Your task: Extract all of the data and reproduce it precisely.

Component data from apps and pages:
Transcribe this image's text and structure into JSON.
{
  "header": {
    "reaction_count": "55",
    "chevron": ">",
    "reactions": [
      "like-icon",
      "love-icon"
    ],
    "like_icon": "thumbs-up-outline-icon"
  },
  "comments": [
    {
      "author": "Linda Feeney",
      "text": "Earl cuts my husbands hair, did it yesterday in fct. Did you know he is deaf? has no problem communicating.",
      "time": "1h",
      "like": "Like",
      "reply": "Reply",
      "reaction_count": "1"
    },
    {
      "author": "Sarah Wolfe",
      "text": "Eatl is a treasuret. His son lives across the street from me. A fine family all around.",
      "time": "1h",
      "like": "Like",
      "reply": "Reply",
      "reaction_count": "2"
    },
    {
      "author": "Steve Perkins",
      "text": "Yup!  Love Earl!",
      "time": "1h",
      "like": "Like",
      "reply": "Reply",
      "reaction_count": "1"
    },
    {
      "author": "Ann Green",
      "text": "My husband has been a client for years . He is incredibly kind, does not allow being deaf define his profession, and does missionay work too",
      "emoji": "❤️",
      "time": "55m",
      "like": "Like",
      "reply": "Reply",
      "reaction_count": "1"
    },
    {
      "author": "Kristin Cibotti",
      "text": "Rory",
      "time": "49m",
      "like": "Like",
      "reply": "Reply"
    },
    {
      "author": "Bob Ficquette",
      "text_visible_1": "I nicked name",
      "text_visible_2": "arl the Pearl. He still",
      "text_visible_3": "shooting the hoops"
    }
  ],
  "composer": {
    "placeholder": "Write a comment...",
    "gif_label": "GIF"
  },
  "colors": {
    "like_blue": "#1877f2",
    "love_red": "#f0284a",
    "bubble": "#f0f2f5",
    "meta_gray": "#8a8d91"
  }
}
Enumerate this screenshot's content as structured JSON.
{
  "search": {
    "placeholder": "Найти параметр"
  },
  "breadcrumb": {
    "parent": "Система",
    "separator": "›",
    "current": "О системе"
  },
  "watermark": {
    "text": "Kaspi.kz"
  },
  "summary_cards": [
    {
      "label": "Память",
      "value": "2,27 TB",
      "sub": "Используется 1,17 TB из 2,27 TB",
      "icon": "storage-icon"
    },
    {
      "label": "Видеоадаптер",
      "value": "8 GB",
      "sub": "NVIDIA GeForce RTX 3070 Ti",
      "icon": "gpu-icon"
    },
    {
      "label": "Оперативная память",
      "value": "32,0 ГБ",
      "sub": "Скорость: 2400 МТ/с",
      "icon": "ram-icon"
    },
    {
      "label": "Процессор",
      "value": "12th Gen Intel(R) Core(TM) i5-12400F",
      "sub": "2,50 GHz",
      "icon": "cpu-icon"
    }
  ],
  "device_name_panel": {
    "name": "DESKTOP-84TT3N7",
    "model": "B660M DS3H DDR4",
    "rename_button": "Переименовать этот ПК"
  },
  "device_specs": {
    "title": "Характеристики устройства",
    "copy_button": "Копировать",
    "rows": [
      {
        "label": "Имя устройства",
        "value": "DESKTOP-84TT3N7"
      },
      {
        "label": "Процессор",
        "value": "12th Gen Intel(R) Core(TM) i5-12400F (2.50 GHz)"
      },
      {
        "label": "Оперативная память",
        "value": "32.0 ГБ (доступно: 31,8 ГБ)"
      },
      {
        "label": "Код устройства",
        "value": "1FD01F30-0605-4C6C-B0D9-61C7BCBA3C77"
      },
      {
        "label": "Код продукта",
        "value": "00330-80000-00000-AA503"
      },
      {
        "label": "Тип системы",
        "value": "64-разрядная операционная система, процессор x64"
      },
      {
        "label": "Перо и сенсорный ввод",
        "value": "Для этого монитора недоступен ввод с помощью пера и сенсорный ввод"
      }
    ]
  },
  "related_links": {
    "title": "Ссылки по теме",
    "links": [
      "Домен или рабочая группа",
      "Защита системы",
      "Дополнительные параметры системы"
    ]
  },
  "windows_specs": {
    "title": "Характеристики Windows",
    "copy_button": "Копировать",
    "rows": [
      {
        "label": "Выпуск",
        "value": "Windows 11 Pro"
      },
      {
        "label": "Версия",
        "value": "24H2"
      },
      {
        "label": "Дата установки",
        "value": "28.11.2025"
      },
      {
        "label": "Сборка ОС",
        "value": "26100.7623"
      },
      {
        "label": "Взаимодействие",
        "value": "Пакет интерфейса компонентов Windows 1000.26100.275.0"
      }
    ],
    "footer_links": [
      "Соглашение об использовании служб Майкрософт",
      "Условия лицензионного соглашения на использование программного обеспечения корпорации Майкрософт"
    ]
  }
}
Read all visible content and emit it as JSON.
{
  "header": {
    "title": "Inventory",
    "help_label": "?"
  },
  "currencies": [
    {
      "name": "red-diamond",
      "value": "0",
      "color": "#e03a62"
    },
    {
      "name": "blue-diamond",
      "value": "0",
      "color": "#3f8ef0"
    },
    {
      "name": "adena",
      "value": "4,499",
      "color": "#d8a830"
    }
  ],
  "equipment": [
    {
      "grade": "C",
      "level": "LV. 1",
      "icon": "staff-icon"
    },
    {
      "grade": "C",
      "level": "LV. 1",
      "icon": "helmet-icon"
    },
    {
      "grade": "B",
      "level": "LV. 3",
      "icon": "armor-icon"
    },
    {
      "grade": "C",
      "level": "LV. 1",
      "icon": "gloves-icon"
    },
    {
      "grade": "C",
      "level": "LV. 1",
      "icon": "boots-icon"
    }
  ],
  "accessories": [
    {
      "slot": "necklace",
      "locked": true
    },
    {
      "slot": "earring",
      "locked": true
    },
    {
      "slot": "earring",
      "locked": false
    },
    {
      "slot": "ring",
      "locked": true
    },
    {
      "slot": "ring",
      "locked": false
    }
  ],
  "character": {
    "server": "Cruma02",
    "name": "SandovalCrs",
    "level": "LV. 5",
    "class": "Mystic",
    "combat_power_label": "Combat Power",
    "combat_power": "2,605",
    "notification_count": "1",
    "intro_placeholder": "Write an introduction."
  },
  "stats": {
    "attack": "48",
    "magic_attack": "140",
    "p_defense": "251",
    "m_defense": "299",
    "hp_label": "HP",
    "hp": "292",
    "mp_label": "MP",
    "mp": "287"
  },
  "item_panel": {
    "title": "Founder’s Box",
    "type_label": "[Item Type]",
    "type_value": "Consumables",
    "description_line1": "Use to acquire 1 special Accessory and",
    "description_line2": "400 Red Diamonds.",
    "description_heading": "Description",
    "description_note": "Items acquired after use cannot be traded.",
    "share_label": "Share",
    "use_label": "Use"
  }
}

Exercise result:
Transcribe this image's text and structure into JSON.
{
  "header": {
    "reaction_count": "55",
    "chevron": ">",
    "reactions": [
      "like-icon",
      "love-icon"
    ],
    "like_icon": "thumbs-up-outline-icon"
  },
  "comments": [
    {
      "author": "Linda Feeney",
      "text": "Earl cuts my husbands hair, did it yesterday in fct. Did you know he is deaf? has no problem communicating.",
      "time": "1h",
      "like": "Like",
      "reply": "Reply",
      "reaction_count": "1"
    },
    {
      "author": "Sarah Wolfe",
      "text": "Eatl is a treasuret. His son lives across the street from me. A fine family all around.",
      "time": "1h",
      "like": "Like",
      "reply": "Reply",
      "reaction_count": "2"
    },
    {
      "author": "Steve Perkins",
      "text": "Yup!  Love Earl!",
      "time": "1h",
      "like": "Like",
      "reply": "Reply",
      "reaction_count": "1"
    },
    {
      "author": "Ann Green",
      "text": "My husband has been a client for years . He is incredibly kind, does not allow being deaf define his profession, and does missionay work too",
      "emoji": "❤️",
      "time": "55m",
      "like": "Like",
      "reply": "Reply",
      "reaction_count": "1"
    },
    {
      "author": "Kristin Cibotti",
      "text": "Rory",
      "time": "49m",
      "like": "Like",
      "reply": "Reply"
    },
    {
      "author": "Bob Ficquette",
      "text_visible_1": "I nicked name",
      "text_visible_2": "arl the Pearl. He still",
      "text_visible_3": "shooting the hoops"
    }
  ],
  "composer": {
    "placeholder": "Write a comment...",
    "gif_label": "GIF"
  },
  "colors": {
    "like_blue": "#1877f2",
    "love_red": "#f0284a",
    "bubble": "#f0f2f5",
    "meta_gray": "#8a8d91"
  }
}
Enumerate this screenshot's content as structured JSON.
{
  "search": {
    "placeholder": "Найти параметр"
  },
  "breadcrumb": {
    "parent": "Система",
    "separator": "›",
    "current": "О системе"
  },
  "watermark": {
    "text": "Kaspi.kz"
  },
  "summary_cards": [
    {
      "label": "Память",
      "value": "2,27 TB",
      "sub": "Используется 1,17 TB из 2,27 TB",
      "icon": "storage-icon"
    },
    {
      "label": "Видеоадаптер",
      "value": "8 GB",
      "sub": "NVIDIA GeForce RTX 3070 Ti",
      "icon": "gpu-icon"
    },
    {
      "label": "Оперативная память",
      "value": "32,0 ГБ",
      "sub": "Скорость: 2400 МТ/с",
      "icon": "ram-icon"
    },
    {
      "label": "Процессор",
      "value": "12th Gen Intel(R) Core(TM) i5-12400F",
      "sub": "2,50 GHz",
      "icon": "cpu-icon"
    }
  ],
  "device_name_panel": {
    "name": "DESKTOP-84TT3N7",
    "model": "B660M DS3H DDR4",
    "rename_button": "Переименовать этот ПК"
  },
  "device_specs": {
    "title": "Характеристики устройства",
    "copy_button": "Копировать",
    "rows": [
      {
        "label": "Имя устройства",
        "value": "DESKTOP-84TT3N7"
      },
      {
        "label": "Процессор",
        "value": "12th Gen Intel(R) Core(TM) i5-12400F (2.50 GHz)"
      },
      {
        "label": "Оперативная память",
        "value": "32.0 ГБ (доступно: 31,8 ГБ)"
      },
      {
        "label": "Код устройства",
        "value": "1FD01F30-0605-4C6C-B0D9-61C7BCBA3C77"
      },
      {
        "label": "Код продукта",
        "value": "00330-80000-00000-AA503"
      },
      {
        "label": "Тип системы",
        "value": "64-разрядная операционная система, процессор x64"
      },
      {
        "label": "Перо и сенсорный ввод",
        "value": "Для этого монитора недоступен ввод с помощью пера и сенсорный ввод"
      }
    ]
  },
  "related_links": {
    "title": "Ссылки по теме",
    "links": [
      "Домен или рабочая группа",
      "Защита системы",
      "Дополнительные параметры системы"
    ]
  },
  "windows_specs": {
    "title": "Характеристики Windows",
    "copy_button": "Копировать",
    "rows": [
      {
        "label": "Выпуск",
        "value": "Windows 11 Pro"
      },
      {
        "label": "Версия",
        "value": "24H2"
      },
      {
        "label": "Дата установки",
        "value": "28.11.2025"
      },
      {
        "label": "Сборка ОС",
        "value": "26100.7623"
      },
      {
        "label": "Взаимодействие",
        "value": "Пакет интерфейса компонентов Windows 1000.26100.275.0"
      }
    ],
    "footer_links": [
      "Соглашение об использовании служб Майкрософт",
      "Условия лицензионного соглашения на использование программного обеспечения корпорации Майкрософт"
    ]
  }
}
Read all visible content and emit it as JSON.
{
  "header": {
    "title": "Inventory",
    "help_label": "?"
  },
  "currencies": [
    {
      "name": "red-diamond",
      "value": "0",
      "color": "#e03a62"
    },
    {
      "name": "blue-diamond",
      "value": "0",
      "color": "#3f8ef0"
    },
    {
      "name": "adena",
      "value": "4,499",
      "color": "#d8a830"
    }
  ],
  "equipment": [
    {
      "grade": "C",
      "level": "LV. 1",
      "icon": "staff-icon"
    },
    {
      "grade": "C",
      "level": "LV. 1",
      "icon": "helmet-icon"
    },
    {
      "grade": "B",
      "level": "LV. 3",
      "icon": "armor-icon"
    },
    {
      "grade": "C",
      "level": "LV. 1",
      "icon": "gloves-icon"
    },
    {
      "grade": "C",
      "level": "LV. 1",
      "icon": "boots-icon"
    }
  ],
  "accessories": [
    {
      "slot": "necklace",
      "locked": true
    },
    {
      "slot": "earring",
      "locked": true
    },
    {
      "slot": "earring",
      "locked": false
    },
    {
      "slot": "ring",
      "locked": true
    },
    {
      "slot": "ring",
      "locked": false
    }
  ],
  "character": {
    "server": "Cruma02",
    "name": "SandovalCrs",
    "level": "LV. 5",
    "class": "Mystic",
    "combat_power_label": "Combat Power",
    "combat_power": "2,605",
    "notification_count": "1",
    "intro_placeholder": "Write an introduction."
  },
  "stats": {
    "attack": "48",
    "magic_attack": "140",
    "p_defense": "251",
    "m_defense": "299",
    "hp_label": "HP",
    "hp": "292",
    "mp_label": "MP",
    "mp": "287"
  },
  "item_panel": {
    "title": "Founder’s Box",
    "type_label": "[Item Type]",
    "type_value": "Consumables",
    "description_line1": "Use to acquire 1 special Accessory and",
    "description_line2": "400 Red Diamonds.",
    "description_heading": "Description",
    "description_note": "Items acquired after use cannot be traded.",
    "share_label": "Share",
    "use_label": "Use"
  }
}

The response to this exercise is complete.